In Penelope Gottlieb’s painting Castilleja cruenta standl (2007), bright organic shapes shoot out from a whorl of white smoke like technicolor shrapnel bursting from an explosion. Inspired by Roy Lichtenstein’s iconic graphics from the 1960s, the Santa Barbara artist’s vibrant, comic-strip-style Pop art aesthetic summons a sense of exhilaration and urgency, as speckled seeds, ancient roots and geometric forms hurtle toward us.
The ink, oil and acrylic work, named for a flowering plant that has disappeared from nature, is part of Gottlieb’s “Extinct Botanicals” series, which she describes as a “visual requiem” for departed flora, celebrating them through a kitsch chromatic language. These shattered blooms convey a poignant message about nature’s vulnerability and humans’ impact on our planet.
“Whereas older traditions of botanical art and still-life painting involved calm, studio-bound reflections of natural beauty and visual order, a new paradigm seems appropriate in the more fragile condition of today’s world,” Gottlieb says. “We’re in a state of accelerated change, possibly teetering on an apocalyptic brink. We naturally feel a sense of anger. The plants I am painting are under assault. They’re being attacked.
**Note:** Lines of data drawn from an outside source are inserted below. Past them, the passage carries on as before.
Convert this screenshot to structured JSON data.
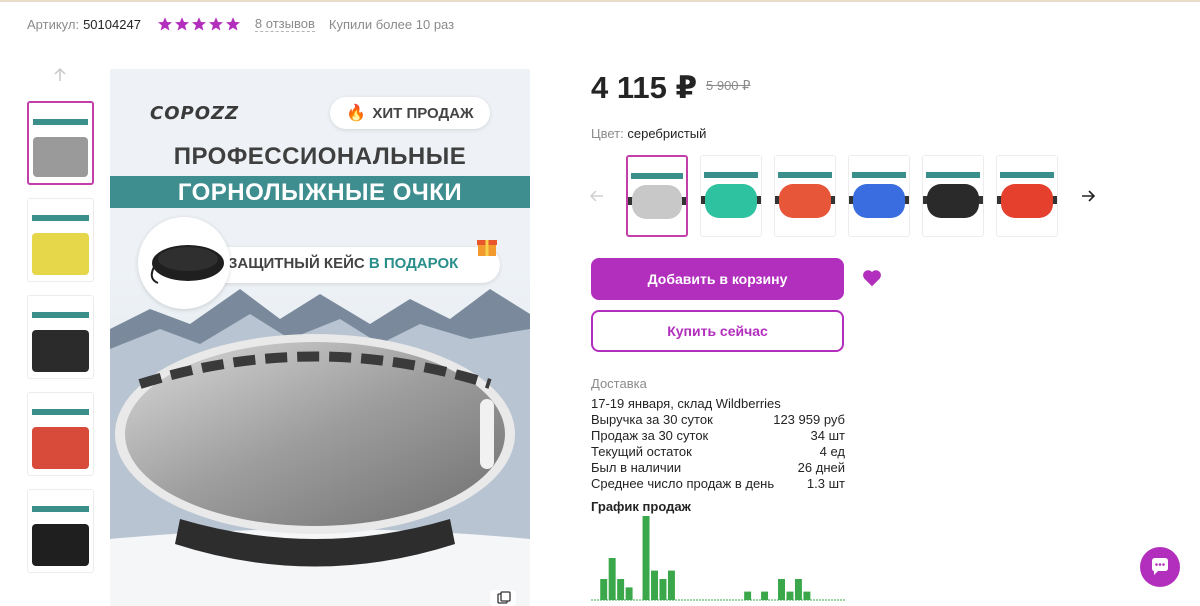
{
  "header": {
    "sku_label": "Артикул:",
    "sku_value": "50104247",
    "rating_stars": 5,
    "reviews": "8 отзывов",
    "purchases": "Купили более 10 раз"
  },
  "gallery": {
    "thumbnails": [
      {
        "name": "thumb-1",
        "active": true,
        "color": "#9a9a9a"
      },
      {
        "name": "thumb-2",
        "active": false,
        "color": "#e5d64a"
      },
      {
        "name": "thumb-3",
        "active": false,
        "color": "#2b2b2b"
      },
      {
        "name": "thumb-4",
        "active": false,
        "color": "#d84b3a"
      },
      {
        "name": "thumb-5",
        "active": false,
        "color": "#1f1f1f"
      }
    ],
    "main_image": {
      "brand": "COPOZZ",
      "badge": "ХИТ ПРОДАЖ",
      "title_line1": "ПРОФЕССИОНАЛЬНЫЕ",
      "title_line2": "ГОРНОЛЫЖНЫЕ ОЧКИ",
      "case_text": "ЗАЩИТНЫЙ КЕЙС",
      "case_highlight": "В ПОДАРОК"
    }
  },
  "product": {
    "price": "4 115 ₽",
    "old_price": "5 900 ₽",
    "color_label": "Цвет:",
    "color_value": "серебристый",
    "variants": [
      {
        "lens": "#c8c8c8",
        "active": true
      },
      {
        "lens": "#2ec2a0",
        "active": false
      },
      {
        "lens": "#e8563a",
        "active": false
      },
      {
        "lens": "#3a6de0",
        "active": false
      },
      {
        "lens": "#2a2a2a",
        "active": false
      },
      {
        "lens": "#e4402d",
        "active": false
      }
    ],
    "add_to_cart": "Добавить в корзину",
    "buy_now": "Купить сейчас"
  },
  "delivery": {
    "label": "Доставка",
    "value": "17-19 января, склад Wildberries"
  },
  "stats": [
    {
      "label": "Выручка за 30 суток",
      "value": "123 959 руб"
    },
    {
      "label": "Продаж за 30 суток",
      "value": "34 шт"
    },
    {
      "label": "Текущий остаток",
      "value": "4 ед"
    },
    {
      "label": "Был в наличии",
      "value": "26 дней"
    },
    {
      "label": "Среднее число продаж в день",
      "value": "1.3 шт"
    }
  ],
  "sales_chart": {
    "title": "График продаж",
    "values": [
      0,
      5,
      10,
      5,
      3,
      0,
      20,
      7,
      5,
      7,
      0,
      0,
      0,
      0,
      0,
      0,
      0,
      0,
      2,
      0,
      2,
      0,
      5,
      2,
      5,
      2,
      0,
      0,
      0,
      0
    ],
    "max": 20
  },
  "colors": {
    "accent": "#b22ebd",
    "teal": "#3e8e8f",
    "chart_bar": "#3aa84a"
  }
}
They’re being blown up.”
The images resulting from this new paradigm are as intriguing as they are poignant, piquing the imagination even as they make powerful statements about loss, crisis and the hope for renewal.